Situated within the beautiful Rookery Garden, Streatham Common Community Garden looks a little conspicuous from the outside. Hidden behind ten feet walls, the black door entrance looks more like a service zone than a green expanse. In the refreshing April sunshine, two of The London Community Foundation team were led through to the hidden gem, with its ancient mulberry tree and nursery greenhouses sheltering the seedlings from the chill that struck earlier in the year.
Spring was definitely in the air, with volunteers bustling around; potting plants and weeding flower beds. A number of menacing field mice and wood pigeons had been pillaging some of the garden’s new green arrivals, so extra measures had been needed to keep them safe. The garden is mostly used to grow fruit and vegetables and while a lot of the ground was bare after winter, patches of winter salad and budding fruit trees still dotted the grounds.
Formerly a kitchen garden for the last manor house, the walled garden is completely cut off from the city. Speaking to many of the volunteers, the garden gave them a chance to escape the noise and smells of the built up, urban borough.
It is quite common in the city for people to not venture too far from where they live and work, so we often meet people when doing our outreach at community events who have never been to The Rookery despite living very close. When they come they are amazed what a quiet, peaceful and beautiful place it is on their doorstep.Ruth Arnott, Project Gardener, Streatham Common Community Garden
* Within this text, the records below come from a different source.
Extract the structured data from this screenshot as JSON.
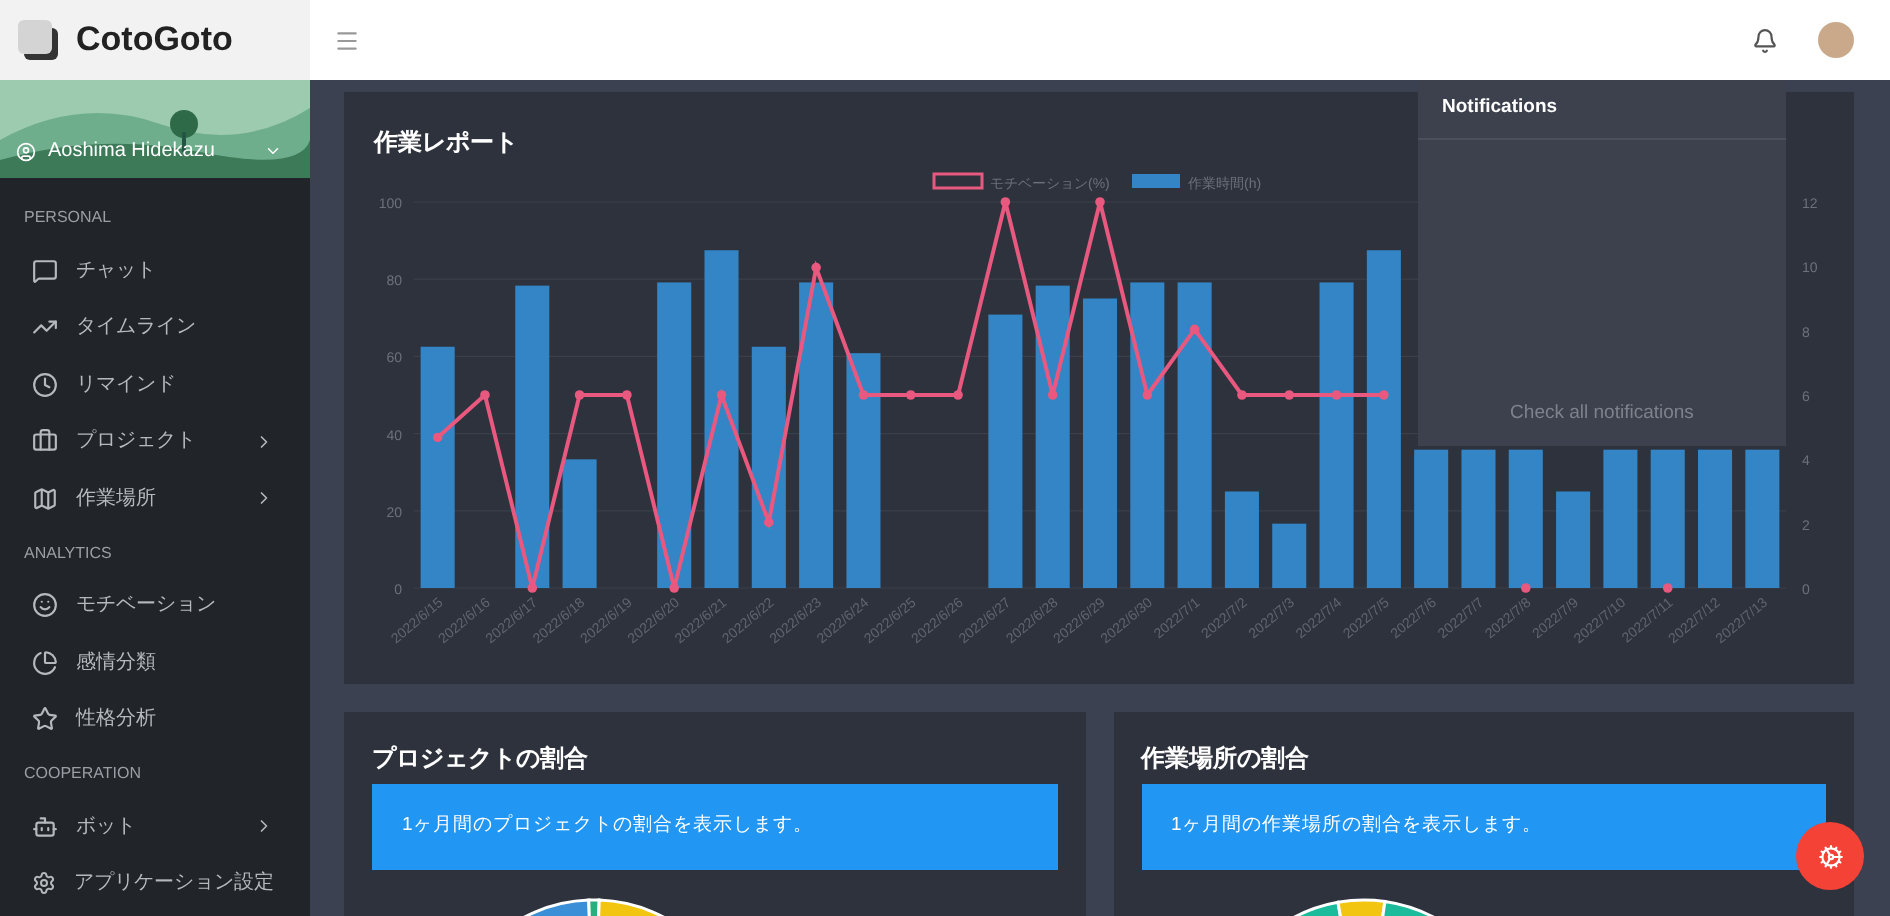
{
  "app": {
    "name": "CotoGoto"
  },
  "sidebar": {
    "user": {
      "name": "Aoshima Hidekazu"
    },
    "sections": [
      {
        "title": "PERSONAL",
        "items": [
          {
            "label": "チャット",
            "expandable": false
          },
          {
            "label": "タイムライン",
            "expandable": false
          },
          {
            "label": "リマインド",
            "expandable": false
          },
          {
            "label": "プロジェクト",
            "expandable": true
          },
          {
            "label": "作業場所",
            "expandable": true
          }
        ]
      },
      {
        "title": "ANALYTICS",
        "items": [
          {
            "label": "モチベーション",
            "expandable": false
          },
          {
            "label": "感情分類",
            "expandable": false
          },
          {
            "label": "性格分析",
            "expandable": false
          }
        ]
      },
      {
        "title": "COOPERATION",
        "items": [
          {
            "label": "ボット",
            "expandable": true
          },
          {
            "label": "アプリケーション設定",
            "expandable": false
          }
        ]
      }
    ]
  },
  "report": {
    "title": "作業レポート",
    "chart_data": {
      "type": "bar",
      "categories": [
        "2022/6/15",
        "2022/6/16",
        "2022/6/17",
        "2022/6/18",
        "2022/6/19",
        "2022/6/20",
        "2022/6/21",
        "2022/6/22",
        "2022/6/23",
        "2022/6/24",
        "2022/6/25",
        "2022/6/26",
        "2022/6/27",
        "2022/6/28",
        "2022/6/29",
        "2022/6/30",
        "2022/7/1",
        "2022/7/2",
        "2022/7/3",
        "2022/7/4",
        "2022/7/5",
        "2022/7/6",
        "2022/7/7",
        "2022/7/8",
        "2022/7/9",
        "2022/7/10",
        "2022/7/11",
        "2022/7/12",
        "2022/7/13"
      ],
      "series": [
        {
          "name": "モチベーション(%)",
          "color": "#e8587f",
          "type": "line",
          "marker": "circle",
          "values": [
            39,
            50,
            0,
            50,
            50,
            0,
            50,
            17,
            83,
            50,
            50,
            50,
            100,
            50,
            100,
            50,
            67,
            50,
            50,
            50,
            50,
            null,
            null,
            0,
            null,
            null,
            0,
            null,
            null
          ]
        },
        {
          "name": "作業時間(h)",
          "color": "#3385c6",
          "type": "bar",
          "axis": "y2",
          "values": [
            7.5,
            0,
            9.4,
            4,
            0,
            9.5,
            10.5,
            7.5,
            9.5,
            7.3,
            0,
            0,
            8.5,
            9.4,
            9,
            9.5,
            9.5,
            3,
            2,
            9.5,
            10.5,
            4.3,
            4.3,
            4.3,
            3,
            4.3,
            4.3,
            4.3,
            4.3
          ]
        }
      ],
      "grid": true,
      "legend": true,
      "ylim": [
        0,
        100
      ],
      "yticks": [
        0,
        20,
        40,
        60,
        80,
        100
      ],
      "y2lim": [
        0,
        12
      ],
      "y2ticks": [
        0,
        2,
        4,
        6,
        8,
        10,
        12
      ]
    }
  },
  "notifications": {
    "title": "Notifications",
    "footer": "Check all notifications"
  },
  "cards": [
    {
      "title": "プロジェクトの割合",
      "info": "1ヶ月間のプロジェクトの割合を表示します。"
    },
    {
      "title": "作業場所の割合",
      "info": "1ヶ月間の作業場所の割合を表示します。"
    }
  ]
}
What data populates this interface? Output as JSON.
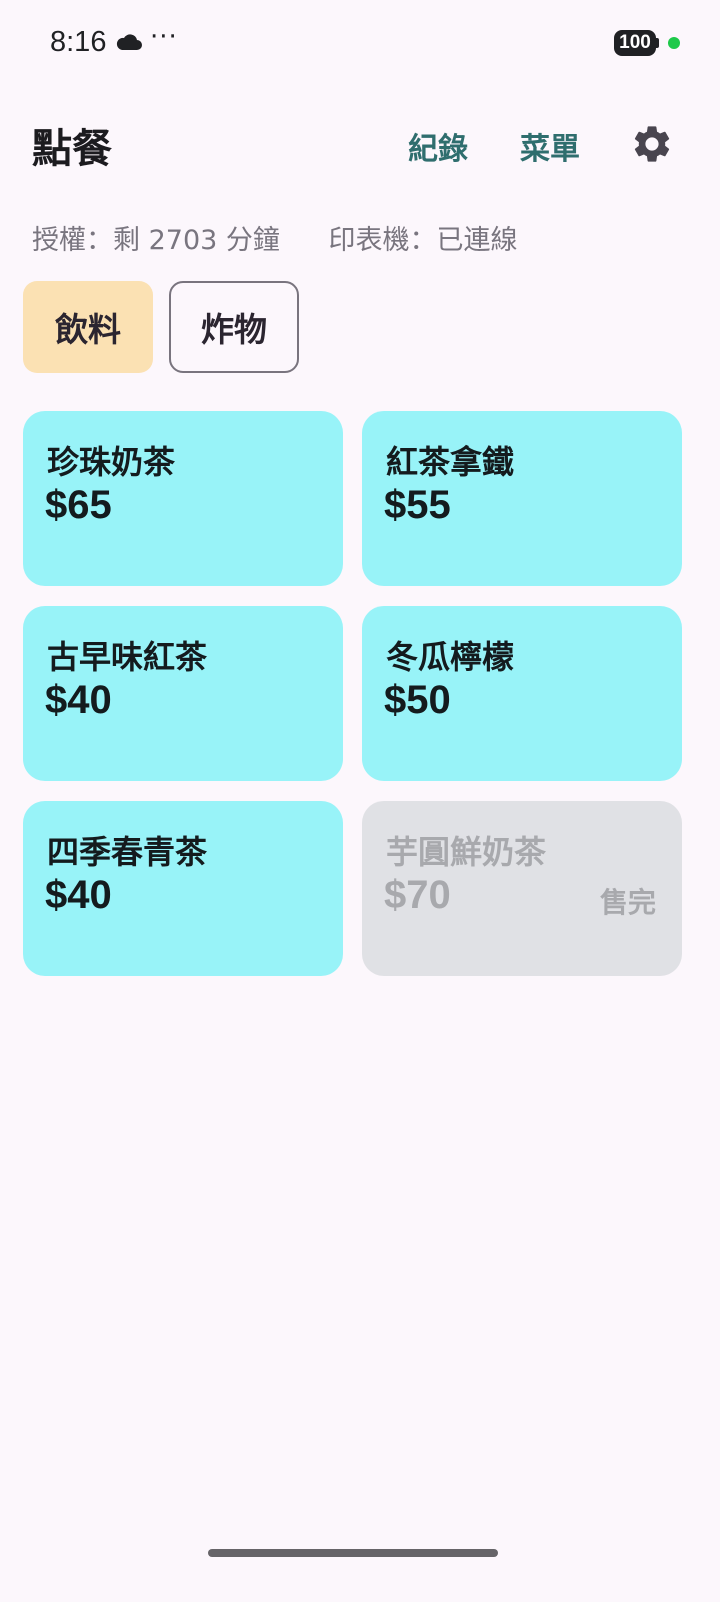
{
  "status_bar": {
    "time": "8:16",
    "more": "···",
    "battery": "100",
    "icons": [
      "cloud-icon",
      "more-dots-icon",
      "battery-icon",
      "privacy-indicator-dot"
    ]
  },
  "header": {
    "title": "點餐",
    "records_label": "紀錄",
    "menu_label": "菜單",
    "settings_icon": "gear-icon"
  },
  "info": {
    "license": "授權：剩 2703 分鐘",
    "printer": "印表機：已連線"
  },
  "tabs": [
    {
      "label": "飲料",
      "selected": true
    },
    {
      "label": "炸物",
      "selected": false
    }
  ],
  "items": [
    {
      "name": "珍珠奶茶",
      "price": "$65",
      "sold_out": false
    },
    {
      "name": "紅茶拿鐵",
      "price": "$55",
      "sold_out": false
    },
    {
      "name": "古早味紅茶",
      "price": "$40",
      "sold_out": false
    },
    {
      "name": "冬瓜檸檬",
      "price": "$50",
      "sold_out": false
    },
    {
      "name": "四季春青茶",
      "price": "$40",
      "sold_out": false
    },
    {
      "name": "芋圓鮮奶茶",
      "price": "$70",
      "sold_out": true,
      "badge": "售完"
    }
  ],
  "colors": {
    "background": "#fcf7fc",
    "item_card": "#98f3f8",
    "sold_out_card": "#e0e1e5",
    "active_tab": "#fbe1b3",
    "link": "#2f6e6e",
    "secondary_text": "#79757f"
  }
}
Established in 2013 the group have been working to promote biodiversity, sustainable living and community cohesion for local Londoners. The walled garden had become overgrown with years of neglect until 2010, when a passionate group of local activists campaigned to turn the spot into a space where local residents could come to learn and get involved in sustainable horticulture.
As well as providing volunteer opportunities, Streatham Common Community Garden have also developed a ‘learner plot’ programme, this year supported through The London Community Foundation’s Lambeth Community Fund. Each year these plots are lent out to community groups and individuals from the local area, who spend the next twelve months maintaining their plots and attending regular workshops to learn how to get the most from their patch of dirt.
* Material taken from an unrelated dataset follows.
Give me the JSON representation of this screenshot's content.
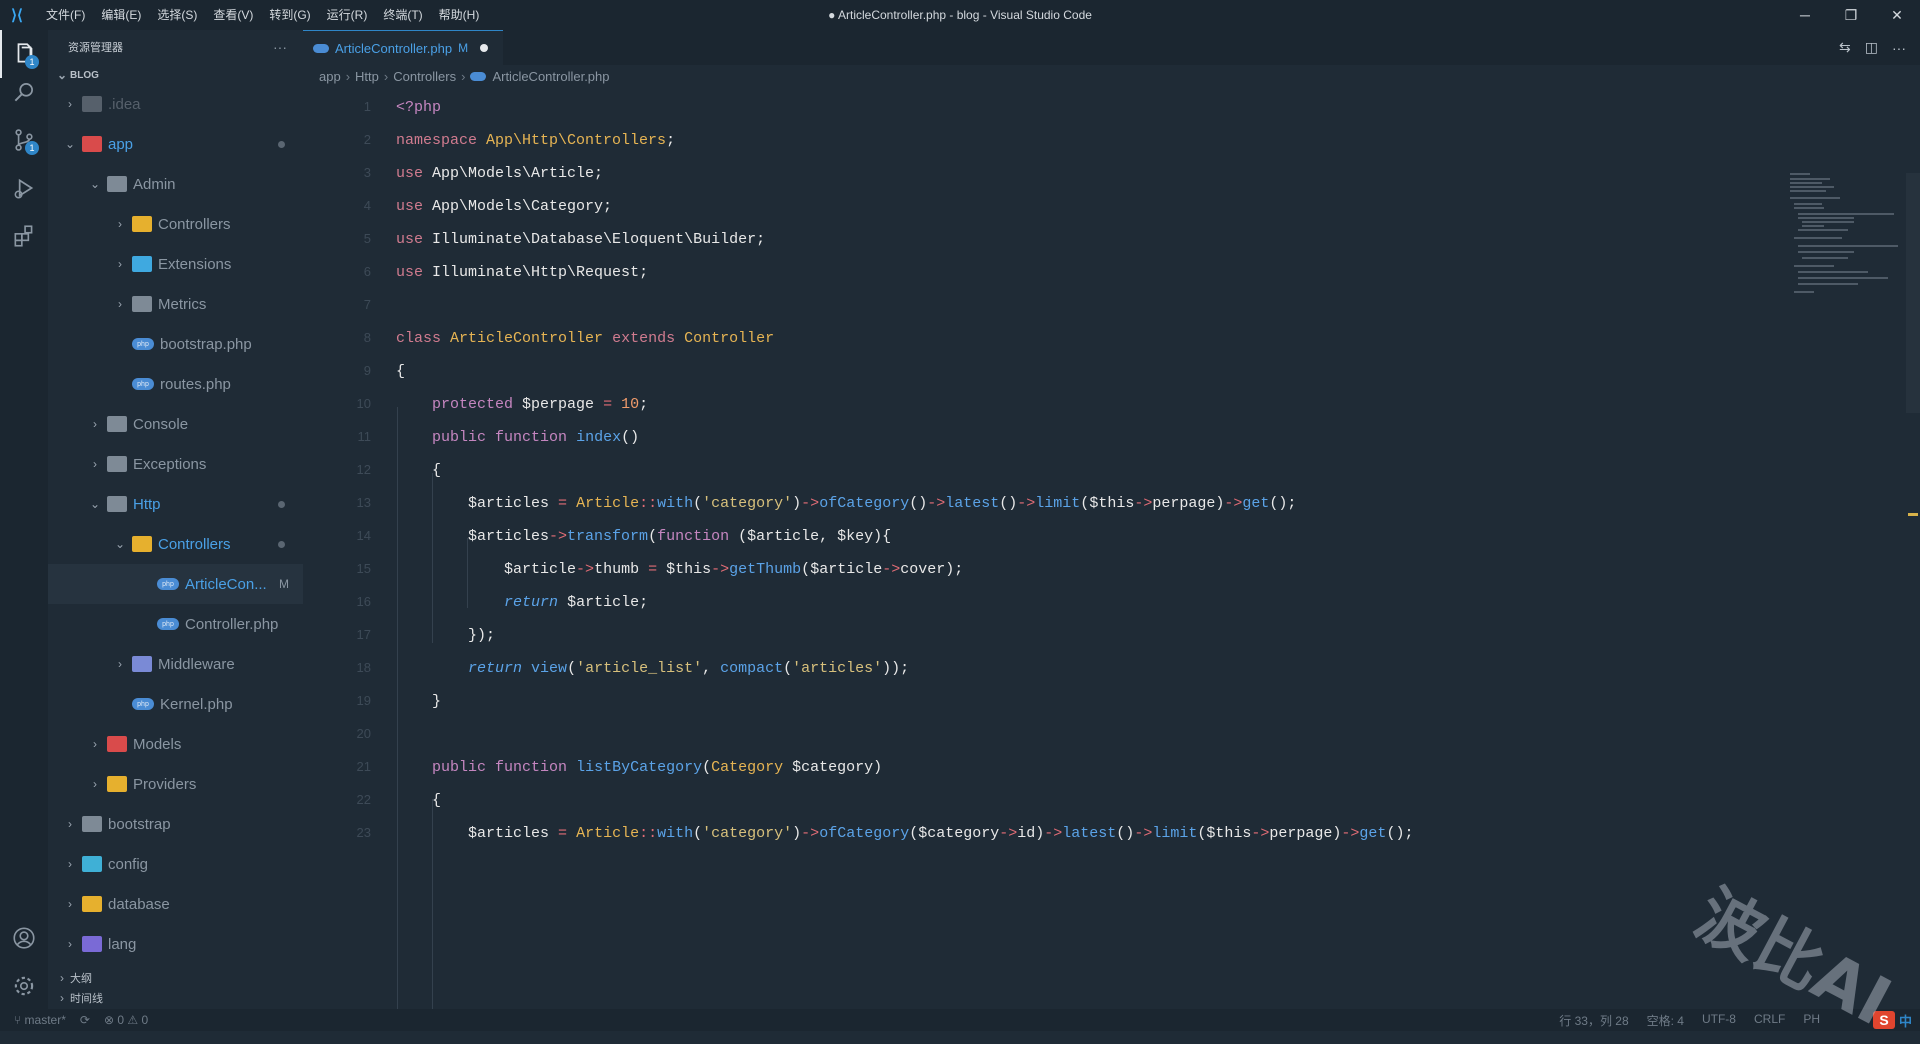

Working with organisations, such as Streatham Drop-in Centre and Spires, the learner plots bring a mix of professionals, homeless people and asylum seekers to the community where they share conversation, ideas and support throughout the year. The diverse mix of individuals creates a merry, prejudice-free atmosphere where individuals who often feel marginalized and isolated can connect.
You can have a homeless person, a refugee, a scientist or a new mum, all working side by side.…[To challenge prejudice], it is crucial that people have opportunities to foster real connections with other people.Zara, Learner Plotter
The garden is open to every generation, from nursery toddler groups to elderly pensioners from the local library social club, the group welcomes anyone with an interest in horticulture and nature. This community provides a solution to the isolation London living can bring, while also supporting people to develop new skills and to develop their love of nature.
The programme is wonderful because I feel taken care of - it’s like respite! Everything is provided - the plot, the seeds, the learning resources, the other plot-holders. It feels very sociable! It gives me a feeling of being ‘plugged in’ to my local community in the most beautiful setting, and plugged into nature. It’s my therapy!Manda, Learner Plotter
With more flats being built and London’s population growing, community gardens are playing an increasingly important role in giving regular Londoners, some of whom will never have their own garden, the opportunity to take part in horticulture. Allotments have waiting lists that stretch beyond ten years, and within the concrete jungle, opportunity to have your own green project is small. Projects like the learner plot programme give people from all walks of life a chance to get involved and develop a diverse and cohesive community.
If you’d like to get involved or learn more, check out their website (opens in a new window) for further information.
Banner image photo credit: Luca Migliore